▶ **ABOUT THIS EXERCISE**:
Could you return every line of the material that contains the word "data"?

▶ **RECORDS FOR THIS TASK**:
- Opening Delimiter -

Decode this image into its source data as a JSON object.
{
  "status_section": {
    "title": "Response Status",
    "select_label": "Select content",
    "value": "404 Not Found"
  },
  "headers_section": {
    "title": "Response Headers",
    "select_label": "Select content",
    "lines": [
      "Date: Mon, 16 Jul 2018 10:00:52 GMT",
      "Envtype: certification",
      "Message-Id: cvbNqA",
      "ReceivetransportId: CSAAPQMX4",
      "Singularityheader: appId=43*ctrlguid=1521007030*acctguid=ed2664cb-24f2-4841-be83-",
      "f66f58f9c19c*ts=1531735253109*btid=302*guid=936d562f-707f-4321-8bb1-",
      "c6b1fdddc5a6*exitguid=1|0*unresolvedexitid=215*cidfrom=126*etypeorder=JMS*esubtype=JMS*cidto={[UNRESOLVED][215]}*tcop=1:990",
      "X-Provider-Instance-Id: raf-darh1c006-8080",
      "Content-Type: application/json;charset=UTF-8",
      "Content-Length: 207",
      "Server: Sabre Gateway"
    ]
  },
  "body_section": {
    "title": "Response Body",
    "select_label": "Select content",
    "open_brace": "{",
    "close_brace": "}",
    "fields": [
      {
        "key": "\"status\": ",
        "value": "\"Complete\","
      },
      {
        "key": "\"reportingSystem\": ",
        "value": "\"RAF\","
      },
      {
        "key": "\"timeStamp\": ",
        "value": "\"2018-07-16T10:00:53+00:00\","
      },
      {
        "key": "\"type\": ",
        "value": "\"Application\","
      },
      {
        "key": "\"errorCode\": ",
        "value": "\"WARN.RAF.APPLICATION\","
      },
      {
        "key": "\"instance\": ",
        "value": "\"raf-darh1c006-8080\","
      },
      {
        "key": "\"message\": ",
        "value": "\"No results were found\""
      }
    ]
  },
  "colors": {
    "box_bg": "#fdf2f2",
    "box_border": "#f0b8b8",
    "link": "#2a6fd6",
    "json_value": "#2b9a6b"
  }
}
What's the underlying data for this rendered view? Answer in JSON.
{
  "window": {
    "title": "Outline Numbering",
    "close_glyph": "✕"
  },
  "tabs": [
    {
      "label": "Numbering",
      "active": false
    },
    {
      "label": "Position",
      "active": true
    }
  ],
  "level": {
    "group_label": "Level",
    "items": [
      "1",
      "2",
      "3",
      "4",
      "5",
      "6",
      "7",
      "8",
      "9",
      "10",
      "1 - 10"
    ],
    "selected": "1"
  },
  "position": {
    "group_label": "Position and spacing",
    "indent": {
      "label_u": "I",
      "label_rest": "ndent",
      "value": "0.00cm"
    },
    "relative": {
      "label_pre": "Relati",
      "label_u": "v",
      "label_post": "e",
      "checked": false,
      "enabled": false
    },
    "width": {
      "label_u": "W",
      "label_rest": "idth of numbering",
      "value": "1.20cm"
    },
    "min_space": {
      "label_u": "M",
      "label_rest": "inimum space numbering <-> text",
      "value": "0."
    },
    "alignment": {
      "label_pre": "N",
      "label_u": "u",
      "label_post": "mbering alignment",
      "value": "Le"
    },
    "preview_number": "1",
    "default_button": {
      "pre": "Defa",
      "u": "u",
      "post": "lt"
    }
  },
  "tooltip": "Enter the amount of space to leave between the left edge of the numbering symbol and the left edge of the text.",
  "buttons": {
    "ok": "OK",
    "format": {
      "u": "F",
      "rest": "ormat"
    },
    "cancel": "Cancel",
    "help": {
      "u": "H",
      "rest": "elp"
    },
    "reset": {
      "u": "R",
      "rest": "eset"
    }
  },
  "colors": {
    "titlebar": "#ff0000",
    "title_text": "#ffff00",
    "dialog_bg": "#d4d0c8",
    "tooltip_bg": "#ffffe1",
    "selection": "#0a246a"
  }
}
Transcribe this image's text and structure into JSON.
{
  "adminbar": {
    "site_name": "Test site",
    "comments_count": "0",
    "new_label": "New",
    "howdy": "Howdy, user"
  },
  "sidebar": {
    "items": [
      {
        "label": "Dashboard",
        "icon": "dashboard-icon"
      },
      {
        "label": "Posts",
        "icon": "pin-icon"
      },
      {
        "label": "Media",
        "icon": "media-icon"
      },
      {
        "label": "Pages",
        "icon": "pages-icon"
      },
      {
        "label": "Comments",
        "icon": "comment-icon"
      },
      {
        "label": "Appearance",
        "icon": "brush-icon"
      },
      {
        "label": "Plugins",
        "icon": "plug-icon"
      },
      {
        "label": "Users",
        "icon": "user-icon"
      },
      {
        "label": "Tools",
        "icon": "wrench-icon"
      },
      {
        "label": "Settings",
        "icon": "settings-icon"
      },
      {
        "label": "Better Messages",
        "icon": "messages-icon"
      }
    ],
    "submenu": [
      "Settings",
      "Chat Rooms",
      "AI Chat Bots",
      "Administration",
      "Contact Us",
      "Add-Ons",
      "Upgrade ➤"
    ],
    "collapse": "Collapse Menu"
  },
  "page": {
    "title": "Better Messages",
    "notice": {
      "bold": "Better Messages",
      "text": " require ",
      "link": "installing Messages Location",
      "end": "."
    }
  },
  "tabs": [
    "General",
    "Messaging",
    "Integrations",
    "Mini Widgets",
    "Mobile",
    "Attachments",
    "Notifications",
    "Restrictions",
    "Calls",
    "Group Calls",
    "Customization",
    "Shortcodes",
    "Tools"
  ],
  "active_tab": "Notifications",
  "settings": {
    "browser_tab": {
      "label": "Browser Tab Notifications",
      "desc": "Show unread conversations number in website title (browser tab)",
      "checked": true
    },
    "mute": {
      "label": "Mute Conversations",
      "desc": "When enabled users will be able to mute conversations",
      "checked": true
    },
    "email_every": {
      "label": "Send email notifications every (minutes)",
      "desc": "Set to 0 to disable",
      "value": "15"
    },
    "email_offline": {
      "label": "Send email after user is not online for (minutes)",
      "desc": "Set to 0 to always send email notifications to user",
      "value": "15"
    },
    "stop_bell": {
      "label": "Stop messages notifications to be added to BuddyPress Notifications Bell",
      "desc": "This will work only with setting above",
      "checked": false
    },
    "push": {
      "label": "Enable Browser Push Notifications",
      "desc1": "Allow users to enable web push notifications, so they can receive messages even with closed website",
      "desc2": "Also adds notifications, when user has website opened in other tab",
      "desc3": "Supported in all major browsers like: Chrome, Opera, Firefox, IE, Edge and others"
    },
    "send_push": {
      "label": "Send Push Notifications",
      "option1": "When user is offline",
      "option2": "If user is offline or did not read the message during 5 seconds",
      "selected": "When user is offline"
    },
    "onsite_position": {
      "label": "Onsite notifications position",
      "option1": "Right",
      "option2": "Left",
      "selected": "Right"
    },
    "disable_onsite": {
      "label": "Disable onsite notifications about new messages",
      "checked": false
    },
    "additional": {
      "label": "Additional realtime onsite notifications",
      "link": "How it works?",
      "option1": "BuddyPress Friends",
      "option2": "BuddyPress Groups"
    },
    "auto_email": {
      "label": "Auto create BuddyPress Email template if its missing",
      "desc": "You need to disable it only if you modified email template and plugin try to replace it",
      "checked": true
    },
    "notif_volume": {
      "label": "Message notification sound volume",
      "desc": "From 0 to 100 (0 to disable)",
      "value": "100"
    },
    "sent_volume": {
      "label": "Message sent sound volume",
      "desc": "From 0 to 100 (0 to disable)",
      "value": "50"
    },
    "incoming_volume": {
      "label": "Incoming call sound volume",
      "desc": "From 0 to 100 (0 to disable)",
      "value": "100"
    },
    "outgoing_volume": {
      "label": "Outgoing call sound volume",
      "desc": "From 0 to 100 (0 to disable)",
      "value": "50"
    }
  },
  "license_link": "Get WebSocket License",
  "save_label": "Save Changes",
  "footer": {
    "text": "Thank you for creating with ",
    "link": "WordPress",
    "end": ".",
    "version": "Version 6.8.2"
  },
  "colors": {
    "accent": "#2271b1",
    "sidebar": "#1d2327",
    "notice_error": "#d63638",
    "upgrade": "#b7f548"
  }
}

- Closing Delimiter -

▶ **TASK SOLUTION**:
Decode this image into its source data as a JSON object.
What's the underlying data for this rendered view? Answer in JSON.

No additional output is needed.